LXXXIX. Observations on a slight Earthquake, though very particular, which may lead to the Knowledge of the Cause of Great and Violent ones, that ravage whole Countries, and overturn Cities. By J. A. Peyssonel, M. D., F. R. S. p. 645. From the French.
Dr. P. went to make observations on the natural history of the sea; and when he arrived at a place called the Cauldrons of Lance Caraibe, near Lancebertrand, a part of the island of Grande Terre Guadaloupe, in which place the coast runs N.E. and S. w. the sea being much agitated that day flowed from the N. w. There the coast is furnished with hollow rocks, and vaults underneath, with chinks and crevices: and the sea, pushed into these deep caverns by the force and agitation of the waves, compresses the air, which, recovering its spring, forces the water back in the form of the most magnificent fountains; which cease, and begin again at every great pressure. This phenomenon is common to many places in this island. The explanation of it is easy: but the following is what he particularly observed.
As he walked within about 40 paces from the brink of the sea, where the waves broke, he perceived, in one place, the plants were much agitated by some cause, that was not yet apparent. He drew near, and discovered a hole about 6 feet deep, and half a foot diameter; and stopping to consider it, he perceived the earth tremble under his feet. This increased his attention; and he heard a dull kind of noise underground, like that which precedes common earthquakes.
* The addition of wood-ashes, or any other alkaline substance, is quite unnecessary; sweet water being obtainable from sea-water by simple distillation in clean vessels; provided the degree of heat be duly regulated, and care be taken to stop the distillation when the brine becomes too much concentrated. See note at p. 549, vol. i. of these Abridgements.
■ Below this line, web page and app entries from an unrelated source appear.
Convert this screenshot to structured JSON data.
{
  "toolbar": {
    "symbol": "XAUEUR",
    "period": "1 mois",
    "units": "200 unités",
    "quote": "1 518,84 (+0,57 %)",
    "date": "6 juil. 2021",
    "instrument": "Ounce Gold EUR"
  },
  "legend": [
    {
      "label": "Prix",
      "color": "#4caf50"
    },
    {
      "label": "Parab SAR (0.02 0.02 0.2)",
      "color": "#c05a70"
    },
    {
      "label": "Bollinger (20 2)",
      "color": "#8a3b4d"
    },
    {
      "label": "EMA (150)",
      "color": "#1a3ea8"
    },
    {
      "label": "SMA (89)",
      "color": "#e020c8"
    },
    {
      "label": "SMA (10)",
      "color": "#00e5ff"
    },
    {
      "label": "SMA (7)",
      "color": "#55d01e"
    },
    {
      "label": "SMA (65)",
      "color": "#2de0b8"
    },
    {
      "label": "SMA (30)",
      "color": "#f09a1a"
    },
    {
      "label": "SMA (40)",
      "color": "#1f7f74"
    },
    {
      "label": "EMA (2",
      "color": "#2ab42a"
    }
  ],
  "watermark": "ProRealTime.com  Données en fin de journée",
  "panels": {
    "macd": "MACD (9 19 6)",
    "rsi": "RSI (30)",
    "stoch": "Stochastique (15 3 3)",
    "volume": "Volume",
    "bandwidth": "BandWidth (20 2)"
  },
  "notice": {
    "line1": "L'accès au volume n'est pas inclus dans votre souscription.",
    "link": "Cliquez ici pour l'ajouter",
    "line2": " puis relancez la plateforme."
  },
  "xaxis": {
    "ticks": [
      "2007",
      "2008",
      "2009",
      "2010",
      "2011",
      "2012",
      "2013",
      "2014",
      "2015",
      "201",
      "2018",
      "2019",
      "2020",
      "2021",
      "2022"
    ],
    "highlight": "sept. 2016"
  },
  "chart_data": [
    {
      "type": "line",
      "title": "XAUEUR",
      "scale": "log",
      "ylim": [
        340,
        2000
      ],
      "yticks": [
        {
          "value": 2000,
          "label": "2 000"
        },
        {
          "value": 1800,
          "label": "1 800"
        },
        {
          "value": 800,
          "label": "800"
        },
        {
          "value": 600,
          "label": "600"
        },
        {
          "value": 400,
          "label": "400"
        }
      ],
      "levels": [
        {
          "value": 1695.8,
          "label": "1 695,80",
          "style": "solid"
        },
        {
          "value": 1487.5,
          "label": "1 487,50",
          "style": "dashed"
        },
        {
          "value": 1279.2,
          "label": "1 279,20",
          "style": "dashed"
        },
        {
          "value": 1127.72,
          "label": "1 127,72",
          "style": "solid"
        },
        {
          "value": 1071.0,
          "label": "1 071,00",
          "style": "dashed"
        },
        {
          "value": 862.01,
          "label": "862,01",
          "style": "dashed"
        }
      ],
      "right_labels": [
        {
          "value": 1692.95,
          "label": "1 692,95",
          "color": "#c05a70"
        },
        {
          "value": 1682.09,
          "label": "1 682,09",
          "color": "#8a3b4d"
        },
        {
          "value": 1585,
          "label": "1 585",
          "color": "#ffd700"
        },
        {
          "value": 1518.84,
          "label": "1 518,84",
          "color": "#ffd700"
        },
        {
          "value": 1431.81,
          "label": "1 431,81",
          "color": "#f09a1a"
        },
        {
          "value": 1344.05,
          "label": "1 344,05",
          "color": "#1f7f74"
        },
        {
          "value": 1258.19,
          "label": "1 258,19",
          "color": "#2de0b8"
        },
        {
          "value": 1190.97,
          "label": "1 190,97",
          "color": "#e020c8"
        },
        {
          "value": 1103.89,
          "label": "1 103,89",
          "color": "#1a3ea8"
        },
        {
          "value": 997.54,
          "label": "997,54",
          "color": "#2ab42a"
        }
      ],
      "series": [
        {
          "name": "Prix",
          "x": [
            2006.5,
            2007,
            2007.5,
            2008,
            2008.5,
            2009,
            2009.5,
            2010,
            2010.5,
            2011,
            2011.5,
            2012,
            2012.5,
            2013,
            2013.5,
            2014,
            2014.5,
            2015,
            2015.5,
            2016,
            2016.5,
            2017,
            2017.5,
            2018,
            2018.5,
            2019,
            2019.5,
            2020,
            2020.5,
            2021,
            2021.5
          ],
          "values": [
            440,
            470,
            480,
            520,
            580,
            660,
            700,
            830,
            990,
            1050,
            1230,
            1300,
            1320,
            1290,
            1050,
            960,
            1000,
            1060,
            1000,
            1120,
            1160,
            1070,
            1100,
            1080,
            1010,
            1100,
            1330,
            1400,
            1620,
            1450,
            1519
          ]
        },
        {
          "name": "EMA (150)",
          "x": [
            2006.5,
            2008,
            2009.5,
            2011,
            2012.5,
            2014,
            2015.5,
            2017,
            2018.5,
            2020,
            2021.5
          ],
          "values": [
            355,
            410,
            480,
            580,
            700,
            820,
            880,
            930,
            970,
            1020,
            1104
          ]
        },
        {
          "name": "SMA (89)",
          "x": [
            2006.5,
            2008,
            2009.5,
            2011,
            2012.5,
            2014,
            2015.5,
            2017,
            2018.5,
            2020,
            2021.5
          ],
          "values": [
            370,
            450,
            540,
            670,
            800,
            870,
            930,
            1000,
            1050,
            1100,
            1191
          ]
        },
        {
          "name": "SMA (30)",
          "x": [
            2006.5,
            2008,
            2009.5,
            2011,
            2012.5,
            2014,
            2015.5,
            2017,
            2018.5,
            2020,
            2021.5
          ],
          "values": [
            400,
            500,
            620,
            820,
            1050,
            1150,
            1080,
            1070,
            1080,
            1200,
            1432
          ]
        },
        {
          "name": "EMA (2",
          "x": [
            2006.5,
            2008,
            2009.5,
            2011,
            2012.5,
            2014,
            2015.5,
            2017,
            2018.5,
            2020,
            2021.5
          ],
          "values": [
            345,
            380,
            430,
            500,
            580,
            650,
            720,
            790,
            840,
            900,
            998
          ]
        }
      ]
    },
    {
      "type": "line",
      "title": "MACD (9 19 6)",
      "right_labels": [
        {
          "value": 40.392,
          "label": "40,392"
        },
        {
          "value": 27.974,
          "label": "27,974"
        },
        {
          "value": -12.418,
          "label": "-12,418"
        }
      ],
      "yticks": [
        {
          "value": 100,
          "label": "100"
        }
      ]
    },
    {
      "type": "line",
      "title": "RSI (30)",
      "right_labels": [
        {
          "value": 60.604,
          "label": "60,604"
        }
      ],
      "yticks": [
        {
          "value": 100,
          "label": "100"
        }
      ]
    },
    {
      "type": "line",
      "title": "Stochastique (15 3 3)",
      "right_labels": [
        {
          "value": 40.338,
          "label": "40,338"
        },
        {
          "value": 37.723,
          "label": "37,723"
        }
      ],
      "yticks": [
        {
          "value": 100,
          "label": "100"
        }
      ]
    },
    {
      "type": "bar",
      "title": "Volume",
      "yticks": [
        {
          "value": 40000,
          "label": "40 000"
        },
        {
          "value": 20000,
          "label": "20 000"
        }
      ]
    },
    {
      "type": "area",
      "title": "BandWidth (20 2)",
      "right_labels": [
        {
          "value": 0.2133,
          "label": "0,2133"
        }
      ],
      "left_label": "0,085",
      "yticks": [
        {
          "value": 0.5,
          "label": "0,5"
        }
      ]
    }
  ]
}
+ Neither the latitude nor longitude of this place is given.